Max. intensity  VIII (Severe)
Magnitude  7.7 Mw
1935 Sumatra earthquake
Date  December 28, 1935 (1935-12-28)
Areas affected  Sumatra, Dutch East Indies

The 1935 Sumatra earthquake occurred at 09:35 local time on 28 December. It had a magnitude of Mw = 7.7 and a maximum felt intensity of VIII (Severe) on the mercalli intensity scale. It triggered a minor tsunami.


Tectonic setting

The island of Sumatra lies on the convergent plate boundary between the Indo-Australian Plate and the Eurasian Plate. The convergence between these plates is highly oblique near Sumatra, with the displacement being accommodated by near pure dip-slip faulting along the subduction zone, known as the Sunda megathrust, and near pure strike-slip faulting along the Great Sumatran fault. The major slip events on the subduction zone interface are typically of megathrust type. Historically, great or giant megathrust earthquakes have been recorded in 1797, 1833, 1861, 2004, 2005 and 2007, most of them being associated with devastating tsunamis. Smaller (but still large) megathrust events have also occurred in the small gaps between the areas that slip during the larger events, in 1935, 1984, 2000 and 2002.


The Batu Islands and the neighbouring coast of Sumatra were the most affected areas. The lighthouse on Bodjo island was damaged and cracks appeared in the hill that it stands on. Several houses were destroyed at Pulu Tello. The islands of Tanahbala and Sigata showed evidence of uplift, with low-lying areas no longer flooded at high tide. Near Padang power and telephone lines swayed, with some lines being cut. Some huts collapsed at Sibolga, although there were no reported casualties.

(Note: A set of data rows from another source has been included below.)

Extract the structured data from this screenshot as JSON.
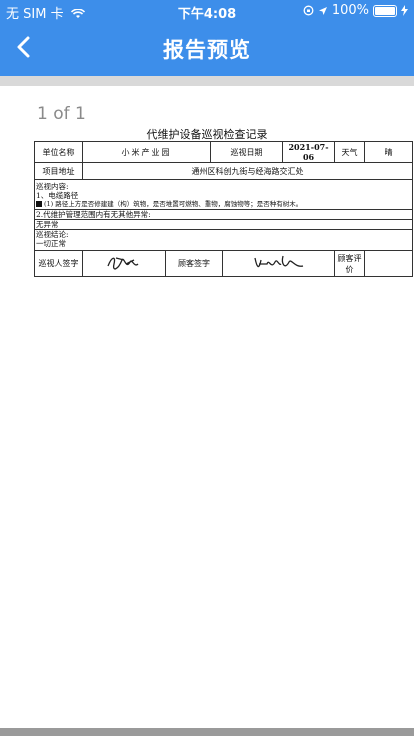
{
  "status_bar": {
    "carrier": "无 SIM 卡",
    "time": "下午4:08",
    "battery": "100%"
  },
  "nav": {
    "title": "报告预览",
    "back_icon": "chevron-left-icon"
  },
  "pdf": {
    "page_indicator": "1 of 1",
    "title": "代维护设备巡视检查记录",
    "row1": {
      "unit_label": "单位名称",
      "unit_value": "小米产业园",
      "date_label": "巡视日期",
      "date_value": "2021-07-06",
      "weather_label": "天气",
      "weather_value": "晴"
    },
    "row2": {
      "address_label": "项目地址",
      "address_value": "通州区科创九街与经海路交汇处"
    },
    "content": {
      "line1": "巡视内容:",
      "line2": "1、电缆路径",
      "line3": "(1) 路径上方是否修建建（构）筑物，是否堆置可燃物、重物，腐蚀物等；是否种有树木。",
      "line4": "2.代维护管理范围内有无其他异常:",
      "line5": "无异常",
      "line6": "巡视结论:",
      "line7": "一切正常"
    },
    "sign_row": {
      "inspector_label": "巡视人签字",
      "customer_sign_label": "顾客签字",
      "customer_rating_label": "顾客评价"
    }
  },
  "colors": {
    "header_blue": "#3d8eea"
  }
}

The earthquake is thought to have occurred on the plate interface at a depth of about 28 km. The estimated source parameters for the earthquake are 65 km length, 30 km width with a maximum displacement of 3 m. Such a rupture zone has a predicted pattern of uplift and subsidence and this has been found to be consistent with paleogeodetic records taken from coral microatolls around the Batu Islands.


1935 Sumatra earthquake Wikipedia